:: Task requirements ::
Copy out each line of the material in which the word "public" can be found.

:: Listed records ::
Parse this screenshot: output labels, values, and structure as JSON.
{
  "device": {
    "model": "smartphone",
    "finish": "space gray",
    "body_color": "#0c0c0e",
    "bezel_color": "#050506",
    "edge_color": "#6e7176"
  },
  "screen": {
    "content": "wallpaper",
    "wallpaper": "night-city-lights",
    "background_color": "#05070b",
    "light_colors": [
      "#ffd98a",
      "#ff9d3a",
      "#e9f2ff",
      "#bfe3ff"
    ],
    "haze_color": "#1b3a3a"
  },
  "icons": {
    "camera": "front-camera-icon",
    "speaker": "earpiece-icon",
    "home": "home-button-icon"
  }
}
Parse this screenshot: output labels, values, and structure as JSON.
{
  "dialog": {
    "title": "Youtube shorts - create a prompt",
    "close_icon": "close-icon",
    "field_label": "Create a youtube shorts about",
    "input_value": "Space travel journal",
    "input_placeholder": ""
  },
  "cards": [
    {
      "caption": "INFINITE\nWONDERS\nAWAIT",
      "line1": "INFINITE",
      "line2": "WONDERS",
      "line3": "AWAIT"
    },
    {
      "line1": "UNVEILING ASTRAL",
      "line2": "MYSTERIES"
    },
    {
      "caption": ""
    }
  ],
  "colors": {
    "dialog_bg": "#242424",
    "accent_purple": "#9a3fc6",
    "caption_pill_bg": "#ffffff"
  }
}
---
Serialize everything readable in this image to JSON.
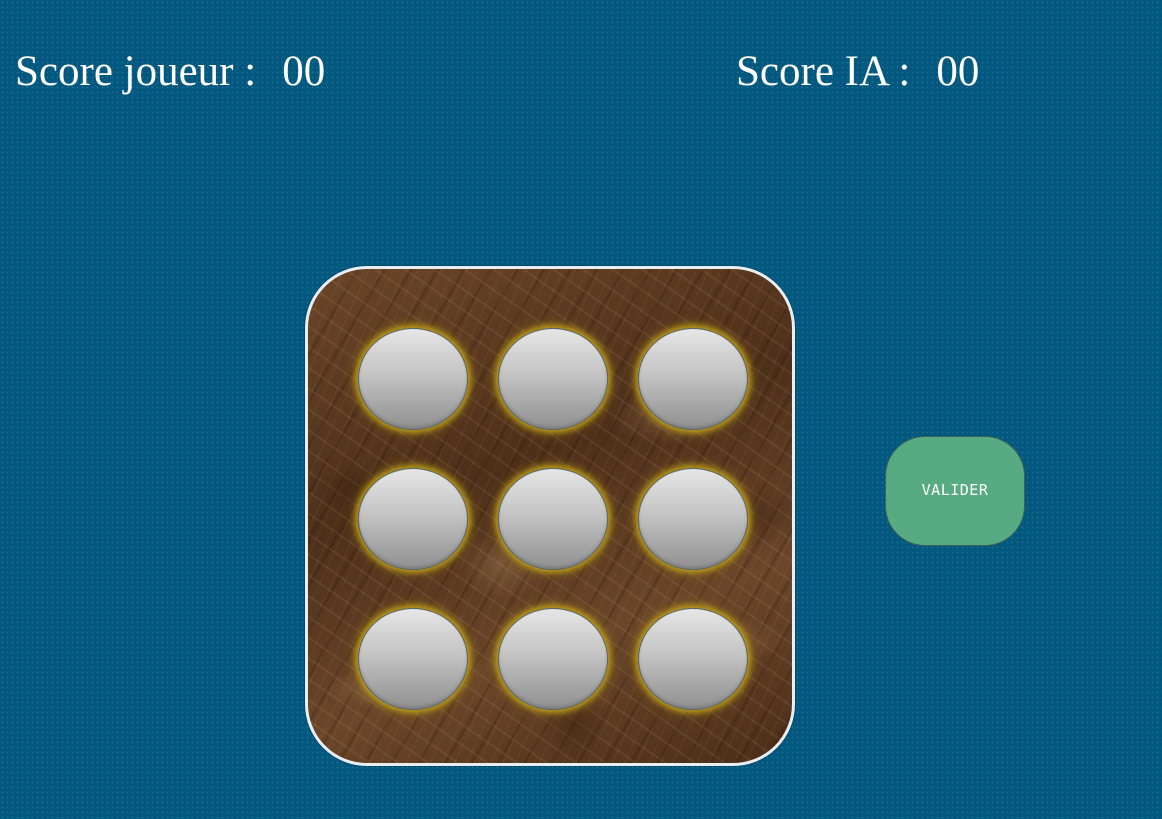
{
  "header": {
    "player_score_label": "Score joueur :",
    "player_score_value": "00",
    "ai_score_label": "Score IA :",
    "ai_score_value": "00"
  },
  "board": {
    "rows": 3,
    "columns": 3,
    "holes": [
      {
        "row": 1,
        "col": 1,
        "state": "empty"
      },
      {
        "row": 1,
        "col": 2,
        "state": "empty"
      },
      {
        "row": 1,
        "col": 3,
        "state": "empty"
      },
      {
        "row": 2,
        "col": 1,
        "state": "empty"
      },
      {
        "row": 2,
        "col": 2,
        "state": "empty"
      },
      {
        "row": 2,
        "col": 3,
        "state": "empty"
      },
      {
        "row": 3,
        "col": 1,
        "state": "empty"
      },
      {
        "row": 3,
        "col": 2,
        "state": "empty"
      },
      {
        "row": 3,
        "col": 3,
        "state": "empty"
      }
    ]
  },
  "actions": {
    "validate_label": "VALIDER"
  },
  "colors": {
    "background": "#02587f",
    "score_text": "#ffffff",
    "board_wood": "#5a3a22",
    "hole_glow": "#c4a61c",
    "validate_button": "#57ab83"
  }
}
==
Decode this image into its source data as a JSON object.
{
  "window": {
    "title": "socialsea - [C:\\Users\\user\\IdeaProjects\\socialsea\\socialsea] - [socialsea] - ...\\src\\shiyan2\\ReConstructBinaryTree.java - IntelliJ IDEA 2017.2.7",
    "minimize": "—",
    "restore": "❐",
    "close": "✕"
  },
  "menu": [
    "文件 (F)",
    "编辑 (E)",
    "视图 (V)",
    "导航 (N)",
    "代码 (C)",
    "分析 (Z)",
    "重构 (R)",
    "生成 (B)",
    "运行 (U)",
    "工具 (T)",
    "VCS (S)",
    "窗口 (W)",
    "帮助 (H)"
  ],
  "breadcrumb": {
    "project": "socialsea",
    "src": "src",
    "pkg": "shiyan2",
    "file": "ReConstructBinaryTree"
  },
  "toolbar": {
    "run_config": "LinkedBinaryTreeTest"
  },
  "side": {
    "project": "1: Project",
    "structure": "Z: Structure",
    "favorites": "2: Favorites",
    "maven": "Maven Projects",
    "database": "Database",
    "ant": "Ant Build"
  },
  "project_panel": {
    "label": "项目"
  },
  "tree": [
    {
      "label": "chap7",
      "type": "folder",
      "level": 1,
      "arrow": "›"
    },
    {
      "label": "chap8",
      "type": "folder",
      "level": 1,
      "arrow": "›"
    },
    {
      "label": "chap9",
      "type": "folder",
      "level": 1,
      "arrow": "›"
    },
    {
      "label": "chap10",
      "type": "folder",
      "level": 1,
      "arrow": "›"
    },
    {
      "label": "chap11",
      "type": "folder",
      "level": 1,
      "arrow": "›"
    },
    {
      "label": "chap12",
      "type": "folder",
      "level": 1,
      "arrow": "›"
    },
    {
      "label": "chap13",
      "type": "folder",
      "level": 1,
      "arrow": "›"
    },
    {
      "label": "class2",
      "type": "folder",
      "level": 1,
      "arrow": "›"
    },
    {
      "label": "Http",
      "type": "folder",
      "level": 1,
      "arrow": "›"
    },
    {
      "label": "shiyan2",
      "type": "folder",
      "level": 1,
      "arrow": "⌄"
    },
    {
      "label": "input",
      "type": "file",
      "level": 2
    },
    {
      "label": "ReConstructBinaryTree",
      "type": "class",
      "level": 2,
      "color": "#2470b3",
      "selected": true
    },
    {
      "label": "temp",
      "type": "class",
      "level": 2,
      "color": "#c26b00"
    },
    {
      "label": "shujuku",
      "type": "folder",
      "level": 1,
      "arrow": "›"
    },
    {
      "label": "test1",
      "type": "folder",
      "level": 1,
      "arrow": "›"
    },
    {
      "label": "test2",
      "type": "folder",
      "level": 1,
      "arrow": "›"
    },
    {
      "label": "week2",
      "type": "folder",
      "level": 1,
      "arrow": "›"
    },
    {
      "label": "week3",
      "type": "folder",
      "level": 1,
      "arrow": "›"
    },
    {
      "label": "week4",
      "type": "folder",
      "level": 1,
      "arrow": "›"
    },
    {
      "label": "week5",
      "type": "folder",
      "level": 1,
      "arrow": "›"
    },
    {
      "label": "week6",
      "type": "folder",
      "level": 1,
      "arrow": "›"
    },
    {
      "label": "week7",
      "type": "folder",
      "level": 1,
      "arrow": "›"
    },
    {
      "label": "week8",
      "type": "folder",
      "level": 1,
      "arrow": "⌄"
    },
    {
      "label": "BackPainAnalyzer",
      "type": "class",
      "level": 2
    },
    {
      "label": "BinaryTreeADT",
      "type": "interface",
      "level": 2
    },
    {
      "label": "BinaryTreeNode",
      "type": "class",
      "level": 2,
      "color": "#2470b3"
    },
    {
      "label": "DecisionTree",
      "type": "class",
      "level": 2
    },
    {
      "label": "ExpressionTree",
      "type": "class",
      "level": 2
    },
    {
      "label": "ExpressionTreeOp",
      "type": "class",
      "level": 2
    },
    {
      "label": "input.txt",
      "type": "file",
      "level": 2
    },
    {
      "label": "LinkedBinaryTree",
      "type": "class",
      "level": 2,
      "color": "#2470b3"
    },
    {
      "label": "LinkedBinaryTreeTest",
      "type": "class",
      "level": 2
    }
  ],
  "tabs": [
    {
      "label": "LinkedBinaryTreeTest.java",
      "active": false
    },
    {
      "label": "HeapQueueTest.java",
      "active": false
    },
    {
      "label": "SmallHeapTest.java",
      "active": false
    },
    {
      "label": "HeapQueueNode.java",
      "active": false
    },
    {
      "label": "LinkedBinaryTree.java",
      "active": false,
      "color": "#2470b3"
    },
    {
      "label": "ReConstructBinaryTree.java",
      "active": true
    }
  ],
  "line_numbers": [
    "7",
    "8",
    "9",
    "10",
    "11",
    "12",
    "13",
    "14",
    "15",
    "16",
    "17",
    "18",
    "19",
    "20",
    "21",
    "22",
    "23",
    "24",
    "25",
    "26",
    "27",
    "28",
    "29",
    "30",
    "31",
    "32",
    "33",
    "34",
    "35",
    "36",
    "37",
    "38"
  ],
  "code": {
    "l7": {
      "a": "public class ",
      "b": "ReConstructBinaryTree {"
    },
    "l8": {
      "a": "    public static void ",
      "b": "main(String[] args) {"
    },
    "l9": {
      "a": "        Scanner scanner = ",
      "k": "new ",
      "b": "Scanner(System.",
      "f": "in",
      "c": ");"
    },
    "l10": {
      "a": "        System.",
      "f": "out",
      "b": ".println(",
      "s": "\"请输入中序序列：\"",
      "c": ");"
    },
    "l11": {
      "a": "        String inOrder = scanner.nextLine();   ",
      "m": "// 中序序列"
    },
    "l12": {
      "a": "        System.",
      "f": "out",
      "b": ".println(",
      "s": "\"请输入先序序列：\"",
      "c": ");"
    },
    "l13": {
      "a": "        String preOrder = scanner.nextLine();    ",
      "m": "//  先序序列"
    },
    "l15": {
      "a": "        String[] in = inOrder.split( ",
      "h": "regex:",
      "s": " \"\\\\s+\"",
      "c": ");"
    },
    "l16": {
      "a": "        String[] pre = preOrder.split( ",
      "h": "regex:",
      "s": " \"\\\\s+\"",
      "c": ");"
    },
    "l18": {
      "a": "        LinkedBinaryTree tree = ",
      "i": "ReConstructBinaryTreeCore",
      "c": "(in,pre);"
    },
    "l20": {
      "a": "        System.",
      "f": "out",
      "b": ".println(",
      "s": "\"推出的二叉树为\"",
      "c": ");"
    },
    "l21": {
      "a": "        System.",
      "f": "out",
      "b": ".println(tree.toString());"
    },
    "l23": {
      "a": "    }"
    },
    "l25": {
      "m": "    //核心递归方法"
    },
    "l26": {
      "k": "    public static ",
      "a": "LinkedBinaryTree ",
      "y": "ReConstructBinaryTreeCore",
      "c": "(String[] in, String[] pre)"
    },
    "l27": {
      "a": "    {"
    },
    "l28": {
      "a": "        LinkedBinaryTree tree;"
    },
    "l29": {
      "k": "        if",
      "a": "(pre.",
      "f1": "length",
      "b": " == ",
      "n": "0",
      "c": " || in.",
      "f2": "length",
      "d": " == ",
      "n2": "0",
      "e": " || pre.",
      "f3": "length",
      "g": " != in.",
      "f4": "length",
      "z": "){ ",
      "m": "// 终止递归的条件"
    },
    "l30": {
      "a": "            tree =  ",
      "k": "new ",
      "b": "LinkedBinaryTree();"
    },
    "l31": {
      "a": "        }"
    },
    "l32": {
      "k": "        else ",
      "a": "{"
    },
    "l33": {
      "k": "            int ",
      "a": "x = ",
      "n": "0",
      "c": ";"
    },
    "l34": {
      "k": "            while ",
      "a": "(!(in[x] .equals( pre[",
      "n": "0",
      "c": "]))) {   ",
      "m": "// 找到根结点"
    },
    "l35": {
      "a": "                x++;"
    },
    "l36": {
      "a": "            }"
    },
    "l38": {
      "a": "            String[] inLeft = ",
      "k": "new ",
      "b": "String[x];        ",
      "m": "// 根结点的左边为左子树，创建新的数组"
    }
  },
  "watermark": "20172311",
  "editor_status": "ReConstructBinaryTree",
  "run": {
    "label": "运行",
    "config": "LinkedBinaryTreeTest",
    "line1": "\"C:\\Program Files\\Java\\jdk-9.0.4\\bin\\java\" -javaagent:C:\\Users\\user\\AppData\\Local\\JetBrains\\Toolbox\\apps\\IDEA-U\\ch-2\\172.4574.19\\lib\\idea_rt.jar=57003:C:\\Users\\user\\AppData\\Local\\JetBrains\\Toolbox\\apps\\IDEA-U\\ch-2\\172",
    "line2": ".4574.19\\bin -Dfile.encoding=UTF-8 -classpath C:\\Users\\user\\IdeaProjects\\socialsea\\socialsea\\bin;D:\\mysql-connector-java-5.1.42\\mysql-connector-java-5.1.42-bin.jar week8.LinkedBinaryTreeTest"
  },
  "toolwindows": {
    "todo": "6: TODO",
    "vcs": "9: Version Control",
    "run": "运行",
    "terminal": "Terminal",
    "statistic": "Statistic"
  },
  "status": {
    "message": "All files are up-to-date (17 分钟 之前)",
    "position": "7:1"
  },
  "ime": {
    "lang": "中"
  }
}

:: Written answer ::
      "a": "public class ",
      "a": "    public static void ",
      "k": "    public static ",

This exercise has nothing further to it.